Phony checks typically involve victims depositing a check into their bank account and wiring back money to the scammers. Though a bank may accept the check for deposit, within a matter of weeks the check will bounce and the bank will withdraw funds from the consumer's account. The consumer has then lost the amount of the check, any additional bank charges and money sent by wire transfer to the con artist.
The Better Business Bureau President, Pat Rose, says the biggest red flag is any request to wire money to a stranger.
“Consumers have to ask themselves whether it makes any sense to wire money to someone who has sent them a check. Simply put, why would a stranger send you a check, and then ask to return a portion of the money. A local consumer believed she was a winner and was going to quit her job. Luckily, she called our office before quitting!”

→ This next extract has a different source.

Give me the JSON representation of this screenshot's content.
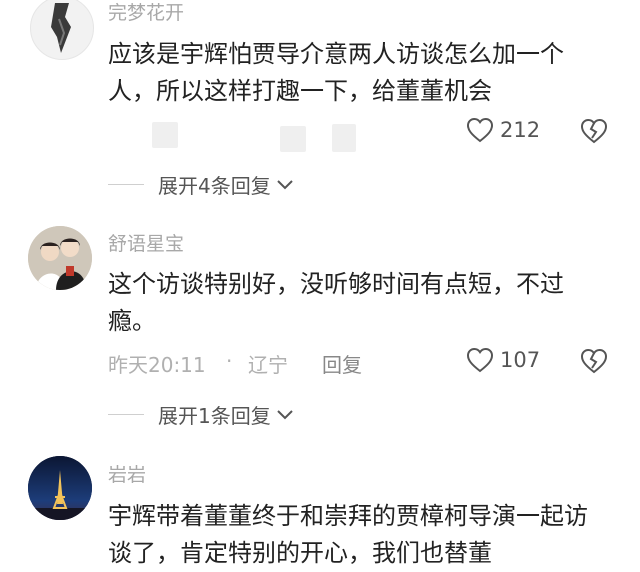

The Consumer Federation of America reports nearly one third of adults surveyed have been targeted by a scammer trying to pass off fake checks and at least 1.3 million people have become victims, at an average cost of $3000 to $4000.
Printing technology is improving and it is almost impossible for consumers to determine by eye if the check is a fake, even if it has watermarks. The best way to avoid getting stung by check scams is to understand the most common forms of counterfeit check operations.
The BBB identifies the three most prevalent fake check schemes:Lottery and Government Grant Scam
Targets of the scam receive a notice that they have won a lottery or qualify for a government grant. Included is a check for at least a partial payment, and they are told that in order to receive the rest of the money, they must deposit the check and wire back several thousand dollars, supposedly to cover taxes or administrative fees. Overpayment Scam
The victim is selling an item through a newspaper or online classified ad. A buyer shows interest, sends a check for more than the amount of the item, says it was a mistake and asks the seller to send a wire transfer for the amount of the overpayment to a selected shipping company. The shipping company is, in fact the scammer.Mystery Shopping Scam
The victim receives a letter along with a check and instructions on how to make a few hundred dollars by working for a company that provides undercover “secret” or “mystery” shopping evaluations for businesses. The victim is instructed to deposit the check and use the money to buy from specific stores and evaluate the customer service. The rest of the money is theirs to keep. Among the list of companies to evaluate is Western Union or MoneyGram, and the victim is told to wire as much as several thousand dollars back to the “employer” and rate the customer service.
Finally, don’t be fooled by a telephone call. Just because you have spoken with the scammer over the phone does not mean they are not trying to cheat you. The perpetrators are experts at trying to gain your confidence.
More information on avoiding common scams can be found at www.bbb.org.